Getting Started with Crypto Music
When you’ve got your wallet ready, it’s time to mint your NFT music on the marketplace. Minting refers to uploading and validating your digital creation (or document, ticket, etc). The minting process is quite simple; you just have to click on a few prompts like “Mint Your NFT” and confirm the transaction.
There is usually a fee for the transaction known as a gas fee. The NFT platform itself doesn’t charge gas fees; they are fees for the blockchain transaction. Gas fees are often very high on the Ethereum network, so many artists have begun experimenting with alternative blockchains to avoid the high gas fees.
Once you have minted your NFT, you are ready to list it and sell it! Again, the steps are usually straightforward but differ slightly on each marketplace. Make sure to read the platform’s guide if you are confused.
There are also three different ways to list your NFT for sale; fixed-price listings, declining-price listings, and highest-bid auctions. With a fixed-price listing, you can choose a fixed price option and the expiration date of the listing. In a declining-price listing, you can choose a start price, end price, and how long the time should be between the start and end price. This helps creators sell their music NFTs above market price. The highest-bid auction option allows you to set the auction duration and to sell to the highest bidder in the time frame.
Keep in mind that platforms charge anywhere between 2.5% to 5% on sales. A free ride doesn’t exist remember.
However, just like with other platforms, without traction you will sell close to nothing.
Which are the best platforms to sell music NFTs?
OpenSea is the leading NFT marketplace with over 80 million listed NFTs. As of January 2023, this marketplace has crossed its one million user transaction. The vast customer base also inspired OpenSea to list its Music NFTs. Next to that you have Nifty Gateway which one of the biggest players in NFT music sales. There are a whole bunch of others such as Sound, Digimarc, Mediachain, Royal, Open Music Initiative, Musicoin Foundation, OneOf, Async Art, Mycelia, and so on.
Turnover is not as big as many artists make you believe
But what about the turnover? Is it worth the work you put into it? Fact is that the turnover of music NFTs has been declining since 2021. In December of that year, the monthly revenue from music NFTs peaked at $5 million. However, by June 2022, monthly revenue had fallen to less than $2 million. As of November 2022, monthly revenue was only $300,000. Peanuts that is.
This decline in turnover can be attributed to a number of factors, including:
- The hype around music NFTs has died down.
- There are a limited number of high-profile artists who have released music NFTs.
- The prices of music NFTs have been too high for many fans.

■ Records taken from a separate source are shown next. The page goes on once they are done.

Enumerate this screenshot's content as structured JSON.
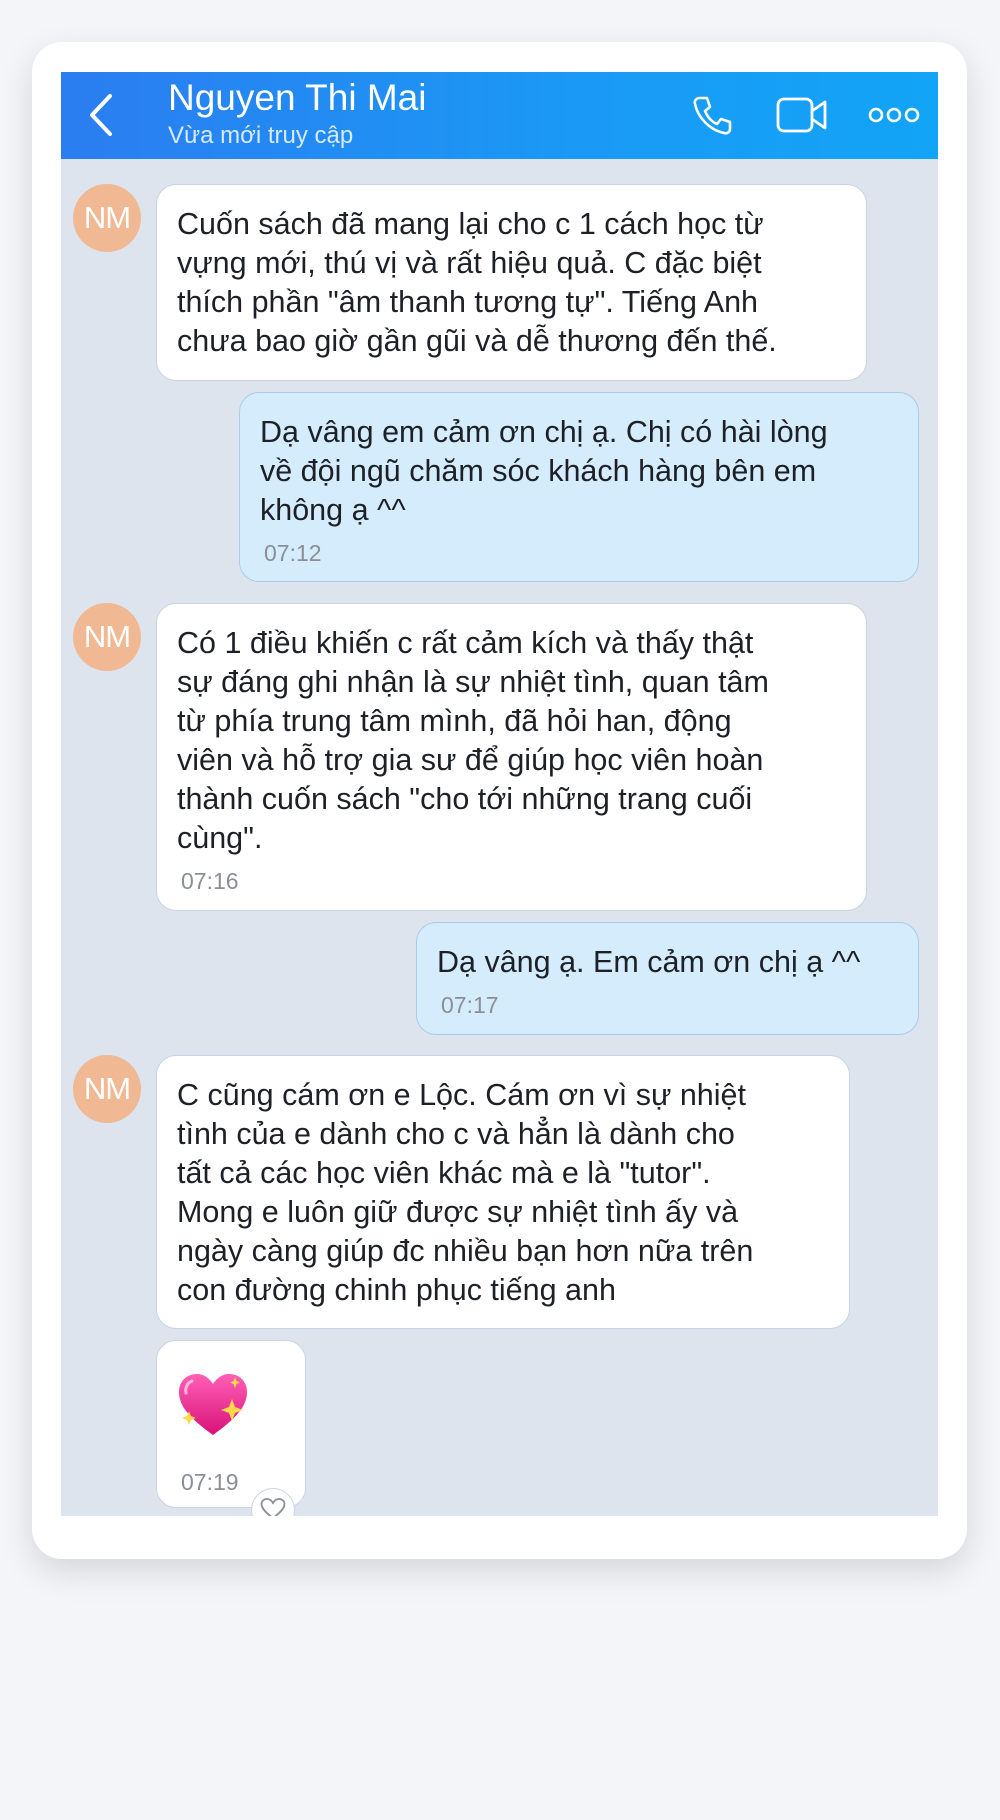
{
  "header": {
    "contact_name": "Nguyen Thi Mai",
    "status": "Vừa mới truy cập",
    "accent_color": "#1a9af6"
  },
  "avatar": {
    "initials": "NM",
    "color": "#f0b893"
  },
  "messages": [
    {
      "side": "incoming",
      "lines": [
        "Cuốn sách đã mang lại cho c 1 cách học từ",
        "vựng mới, thú vị và rất hiệu quả. C đặc biệt",
        "thích phần \"âm thanh tương tự\". Tiếng Anh",
        "chưa bao giờ gần gũi và dễ thương đến thế."
      ]
    },
    {
      "side": "outgoing",
      "lines": [
        "Dạ vâng em cảm ơn chị ạ. Chị có hài lòng",
        "về đội ngũ chăm sóc khách hàng bên em",
        "không ạ ^^"
      ],
      "time": "07:12"
    },
    {
      "side": "incoming",
      "lines": [
        "Có 1 điều khiến c rất cảm kích và thấy thật",
        "sự đáng ghi nhận là sự nhiệt tình, quan tâm",
        "từ phía trung tâm mình, đã hỏi han, động",
        "viên và hỗ trợ gia sư để giúp học viên hoàn",
        "thành cuốn sách \"cho tới những trang cuối",
        "cùng\"."
      ],
      "time": "07:16"
    },
    {
      "side": "outgoing",
      "lines": [
        "Dạ vâng ạ. Em cảm ơn chị ạ ^^"
      ],
      "time": "07:17"
    },
    {
      "side": "incoming",
      "lines": [
        "C cũng cám ơn e Lộc. Cám ơn vì sự nhiệt",
        "tình của e dành cho c và hẳn là dành cho",
        "tất cả các học viên khác mà e là \"tutor\".",
        "Mong e luôn giữ được sự nhiệt tình ấy và",
        "ngày càng giúp đc nhiều bạn hơn nữa trên",
        "con đường chinh phục tiếng anh"
      ]
    },
    {
      "side": "incoming",
      "sticker": "sparkling-heart-icon",
      "time": "07:19"
    }
  ]
}
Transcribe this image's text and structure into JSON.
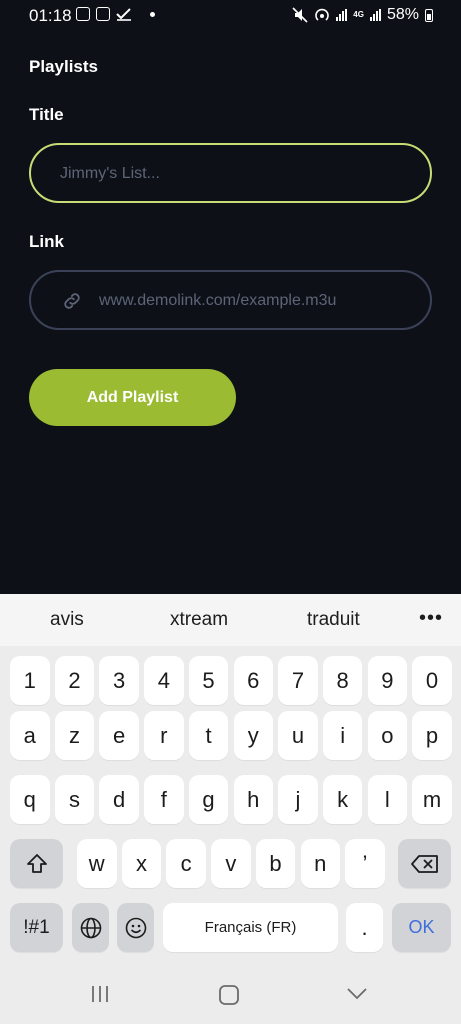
{
  "status_bar": {
    "time": "01:18",
    "battery": "58%",
    "network": "4G"
  },
  "form": {
    "section_title": "Playlists",
    "title_label": "Title",
    "title_placeholder": "Jimmy's List...",
    "link_label": "Link",
    "link_placeholder": "www.demolink.com/example.m3u",
    "add_button": "Add Playlist",
    "colors": {
      "background": "#0d1117",
      "accent": "#9bbb33",
      "focus_border": "#c6dd76"
    }
  },
  "keyboard": {
    "suggestions": [
      "avis",
      "xtream",
      "traduit"
    ],
    "more": "•••",
    "row_numbers": [
      "1",
      "2",
      "3",
      "4",
      "5",
      "6",
      "7",
      "8",
      "9",
      "0"
    ],
    "row1": [
      "a",
      "z",
      "e",
      "r",
      "t",
      "y",
      "u",
      "i",
      "o",
      "p"
    ],
    "row2": [
      "q",
      "s",
      "d",
      "f",
      "g",
      "h",
      "j",
      "k",
      "l",
      "m"
    ],
    "row3": [
      "w",
      "x",
      "c",
      "v",
      "b",
      "n",
      "’"
    ],
    "symbols_key": "!#1",
    "space_label": "Français (FR)",
    "period_key": ".",
    "ok_key": "OK"
  }
}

- There is still a lack of understanding about how music NFTs work.
- The average price of a music NFT has also fallen since 2021. In December of that year, the average price was $18.8K. By December 2022, the average price had fallen to $10.2K.
Despite the decline in turnover, there are still some artists who are successfully selling music NFTs. For example, Kings of Leon’s album “When You See Yourself” generated $1.45 million in revenue from NFT sales.
It is too early to say whether music NFTs will become a mainstream way to distribute and monetize music. However, the technology has the potential to revolutionize the music industry. By giving artists more control over their music and allowing fans to interact with artists in new ways, music NFTs could create a more sustainable and equitable music industry. ‘Could’, not ‘will’, and that sums it up.